Honda can thank Wal-Mart for the automaker's recent victory in a class-action lawsuit over Acura RL models equipped with the company's Collision Mitigation Braking System. The system was designed to warn drivers of a potential crash, tighten the vehicle's seat belts and automatically apply the brakes. However, lawyers for approximately 2,000 plaintiffs sued the Japanese automaker, arguing that the system may warn the driver too slowly, and it may not work at all – the lawsuit also complained the system may shut off altogether in foul weather. Reuters says the suit involves RL models equipped with the optional CMBS system purchased or leased between August 17, 2005 and December 16, 2008.
The 9th Circuit Court of Appeals in Pasadena, California found that a court ruling in a Wal-Mart case last June effectively narrowed the scope of class-action lawsuits. The same ruling was found to apply to the suit against Acura as well. Previously, a district judge in Los Angeles had ordered that California's consumer protection laws could be applied to RL owners nationwide, but the new ruling repeals that judgment. The circuit court also reversed the district court's finding that car buyers could have relied on advertising by Honda about the collision system.
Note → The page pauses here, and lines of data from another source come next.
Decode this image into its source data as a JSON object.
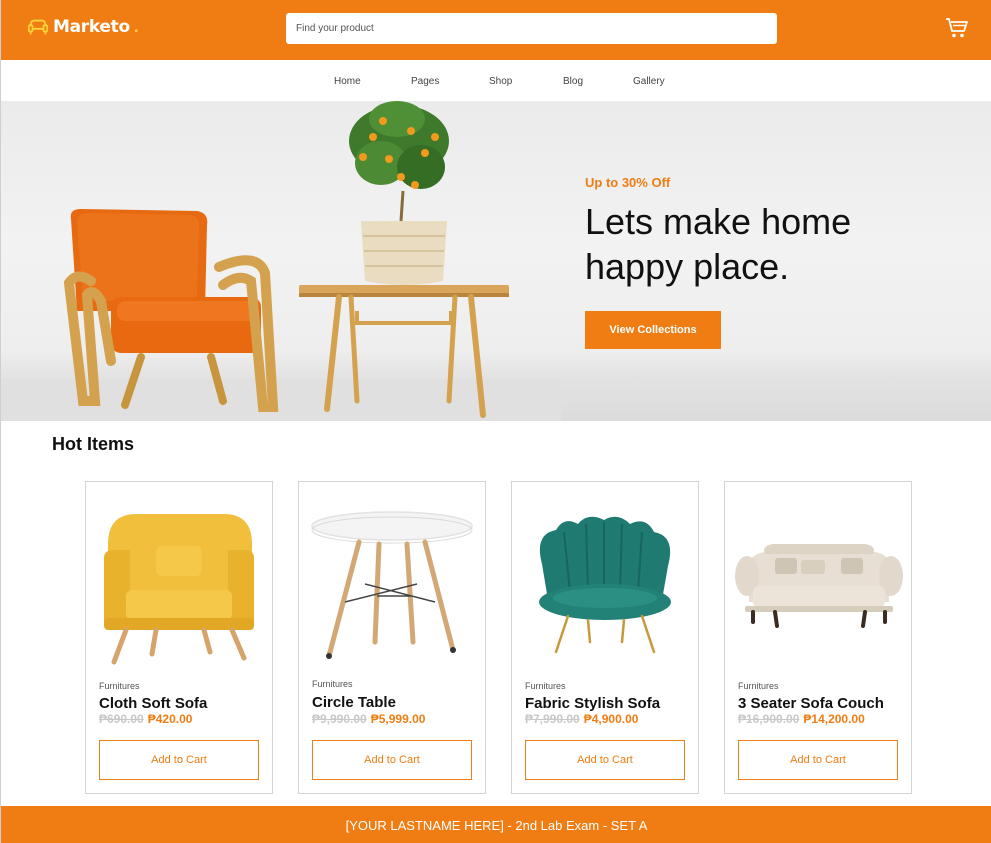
{
  "header": {
    "brand": "Marketo",
    "brand_dot": ".",
    "search_placeholder": "Find your product"
  },
  "nav": {
    "items": [
      "Home",
      "Pages",
      "Shop",
      "Blog",
      "Gallery"
    ]
  },
  "hero": {
    "promo": "Up to 30% Off",
    "title": "Lets make home happy place.",
    "button": "View Collections"
  },
  "hot_items": {
    "title": "Hot Items",
    "products": [
      {
        "category": "Furnitures",
        "name": "Cloth Soft Sofa",
        "old_price": "₱690.00",
        "price": "₱420.00",
        "button": "Add to Cart"
      },
      {
        "category": "Furnitures",
        "name": "Circle Table",
        "old_price": "₱9,990.00",
        "price": "₱5,999.00",
        "button": "Add to Cart"
      },
      {
        "category": "Furnitures",
        "name": "Fabric Stylish Sofa",
        "old_price": "₱7,990.00",
        "price": "₱4,900.00",
        "button": "Add to Cart"
      },
      {
        "category": "Furnitures",
        "name": "3 Seater Sofa Couch",
        "old_price": "₱16,900.00",
        "price": "₱14,200.00",
        "button": "Add to Cart"
      }
    ]
  },
  "footer": {
    "text": "[YOUR LASTNAME HERE] - 2nd Lab Exam - SET A"
  },
  "colors": {
    "accent": "#ef7d13",
    "brand_dot": "#ffd23a"
  },
  "icons": [
    "sofa-logo-icon",
    "cart-icon"
  ]
}
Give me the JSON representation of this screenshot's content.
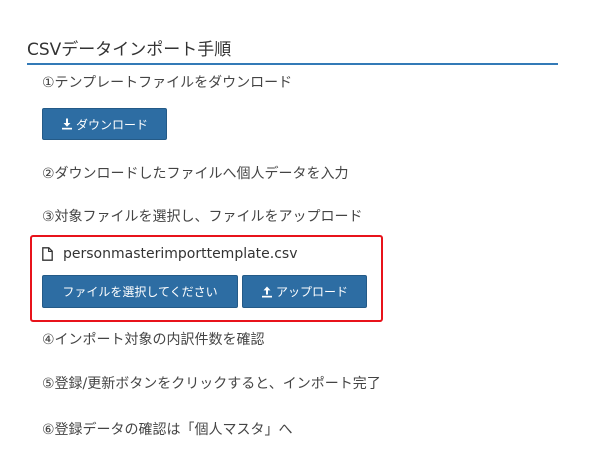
{
  "page": {
    "title": "CSVデータインポート手順"
  },
  "steps": {
    "step1": "①テンプレートファイルをダウンロード",
    "step2": "②ダウンロードしたファイルへ個人データを入力",
    "step3": "③対象ファイルを選択し、ファイルをアップロード",
    "step4": "④インポート対象の内訳件数を確認",
    "step5": "⑤登録/更新ボタンをクリックすると、インポート完了",
    "step6": "⑥登録データの確認は「個人マスタ」へ"
  },
  "buttons": {
    "download_label": "ダウンロード",
    "choose_file_label": "ファイルを選択してください",
    "upload_label": "アップロード"
  },
  "file": {
    "name": "personmasterimporttemplate.csv"
  },
  "icons": {
    "download": "download-icon",
    "upload": "upload-icon",
    "file": "file-icon"
  },
  "colors": {
    "accent": "#337ab7",
    "button": "#2d6da3",
    "highlight": "#e8131b"
  }
}
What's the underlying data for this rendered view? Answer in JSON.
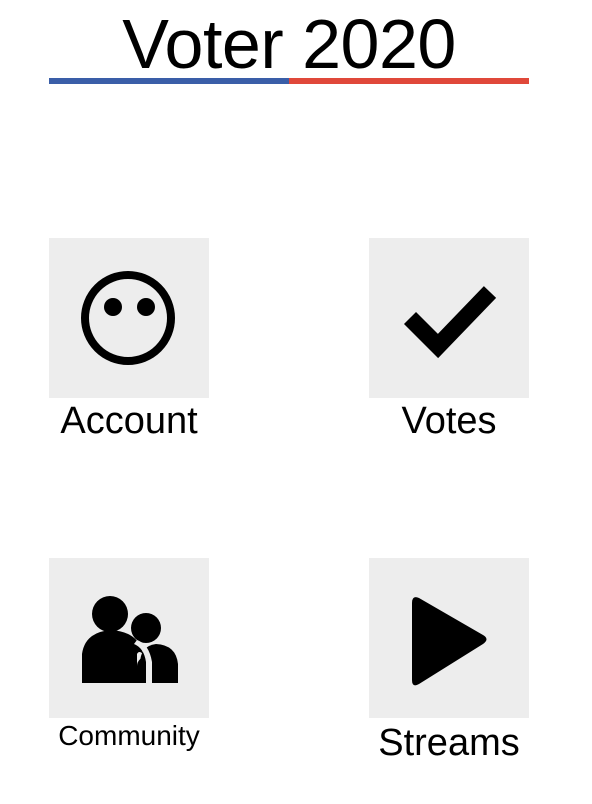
{
  "app": {
    "title": "Voter 2020"
  },
  "theme": {
    "accent_blue": "#3a5ea8",
    "accent_red": "#e0483a",
    "tile_background": "#ededed",
    "icon_color": "#000000"
  },
  "menu": {
    "items": [
      {
        "label": "Account",
        "icon": "smiley-face-icon"
      },
      {
        "label": "Votes",
        "icon": "checkmark-icon"
      },
      {
        "label": "Community",
        "icon": "people-icon"
      },
      {
        "label": "Streams",
        "icon": "play-icon"
      }
    ]
  }
}
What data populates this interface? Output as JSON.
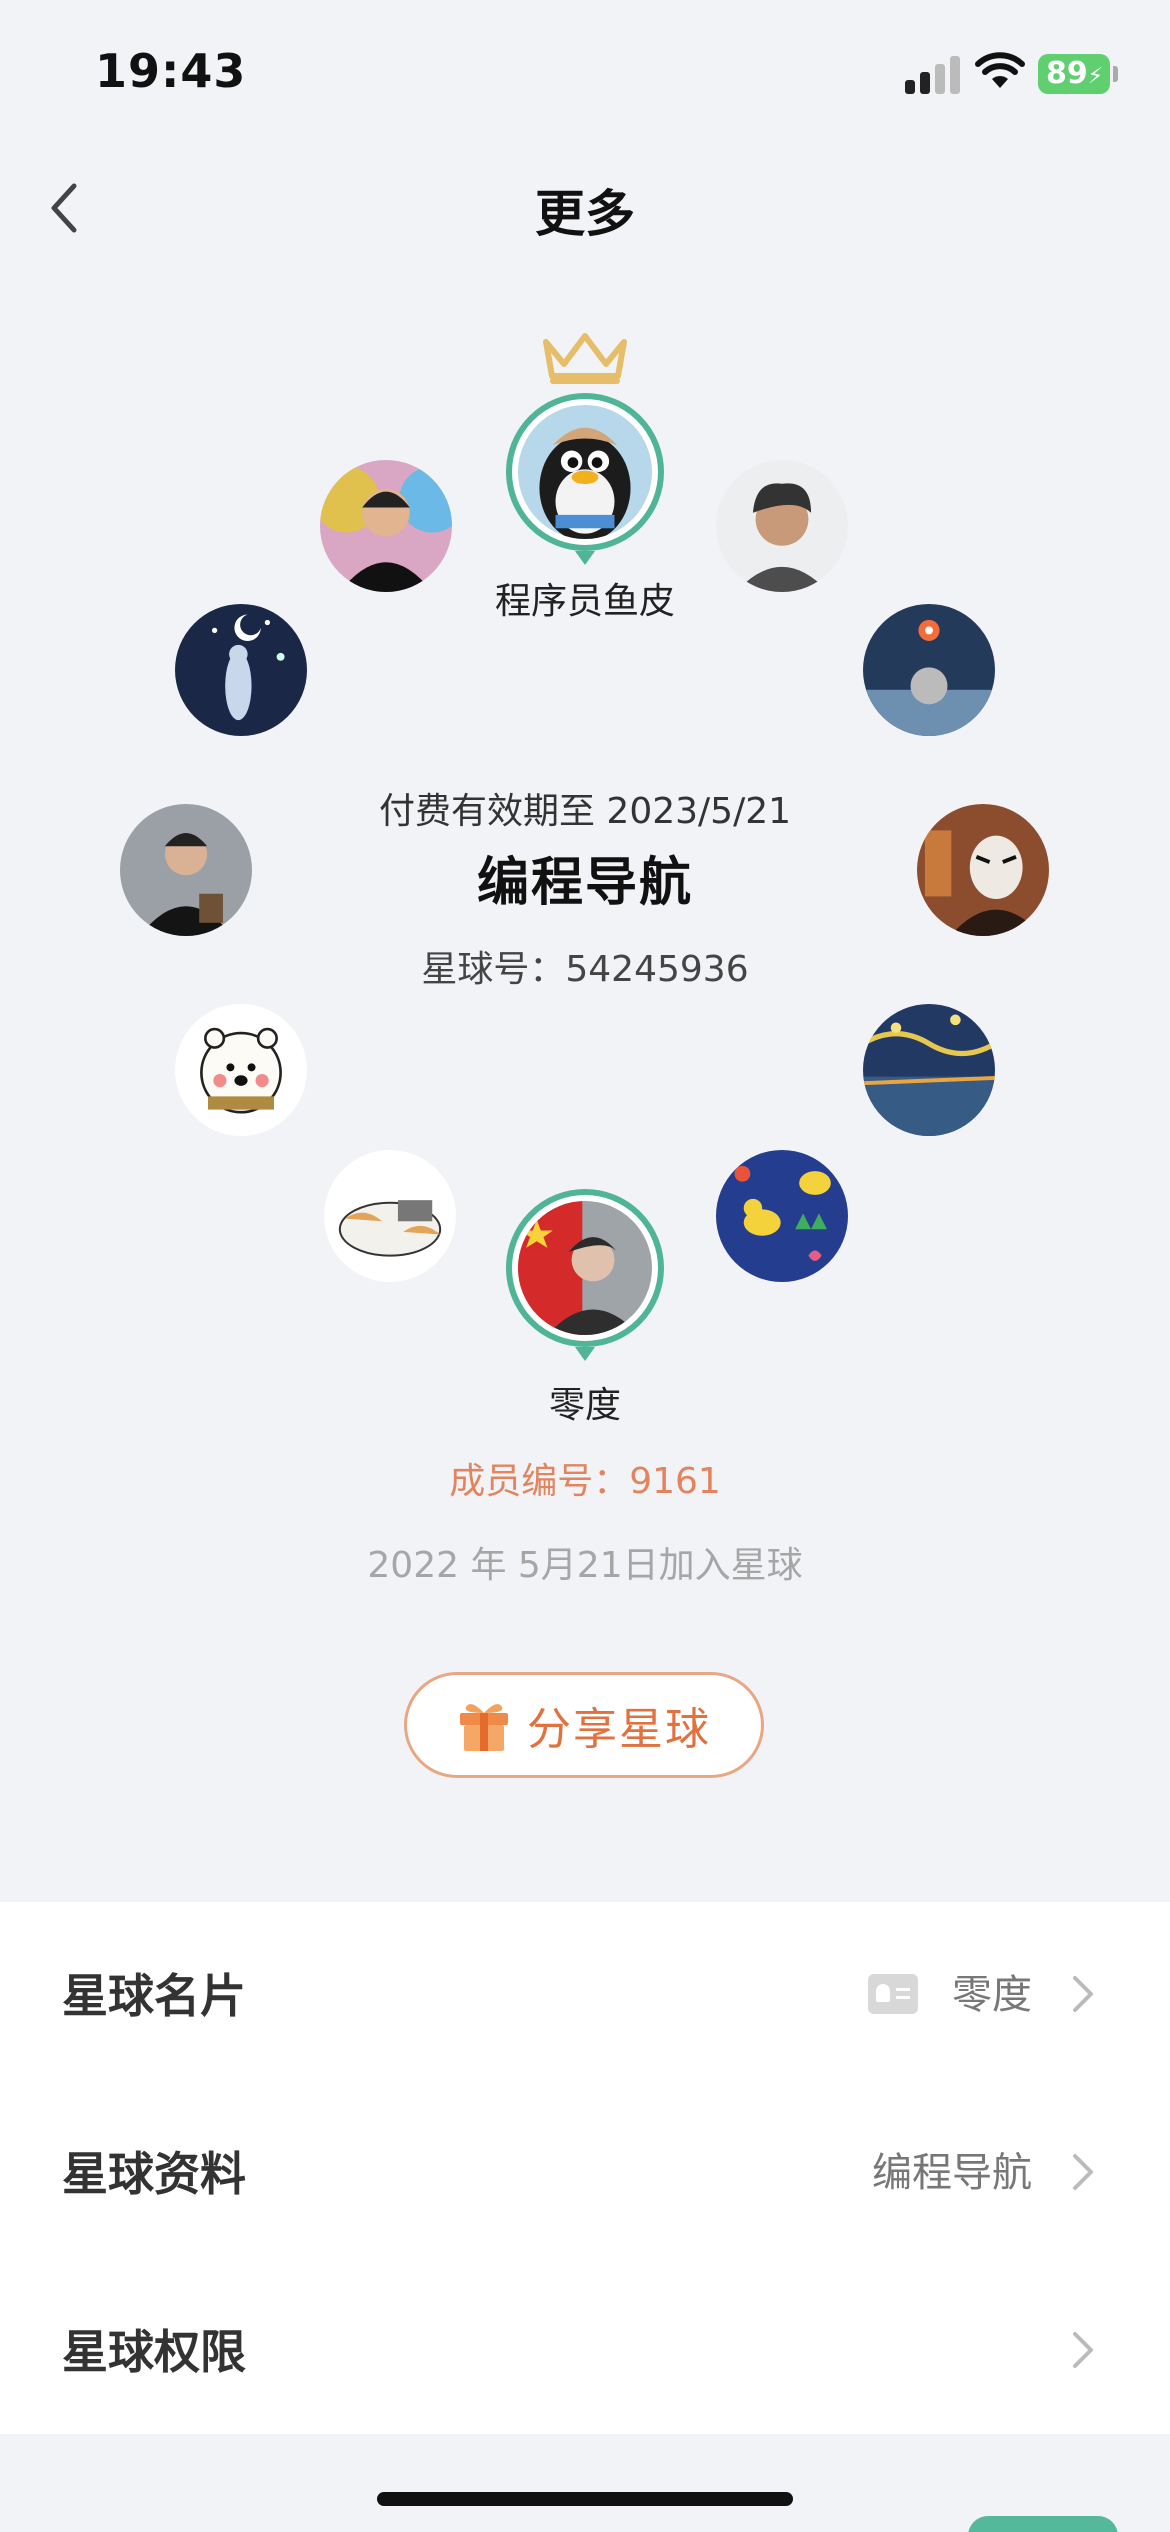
{
  "status_bar": {
    "time": "19:43",
    "battery": "89"
  },
  "nav": {
    "title": "更多"
  },
  "colors": {
    "accent_green": "#4fb596",
    "accent_orange": "#e1713f",
    "crown_gold": "#e6bd68"
  },
  "owner": {
    "name": "程序员鱼皮"
  },
  "planet": {
    "paid_until": "付费有效期至 2023/5/21",
    "name": "编程导航",
    "id_text": "星球号：54245936"
  },
  "member": {
    "name": "零度",
    "number_text": "成员编号：9161",
    "join_text": "2022 年 5月21日加入星球"
  },
  "share_button": {
    "label": "分享星球",
    "icon": "gift-icon"
  },
  "menu": [
    {
      "label": "星球名片",
      "value": "零度",
      "icon": "id-card-icon"
    },
    {
      "label": "星球资料",
      "value": "编程导航"
    },
    {
      "label": "星球权限",
      "value": ""
    }
  ]
}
The 9th Circuit Court of Appeals found there weren't enough common facts among the plaintiffs' claims to apply the California laws across the board.
At this point, it's unclear how the plaintiffs in the case will respond to the decision.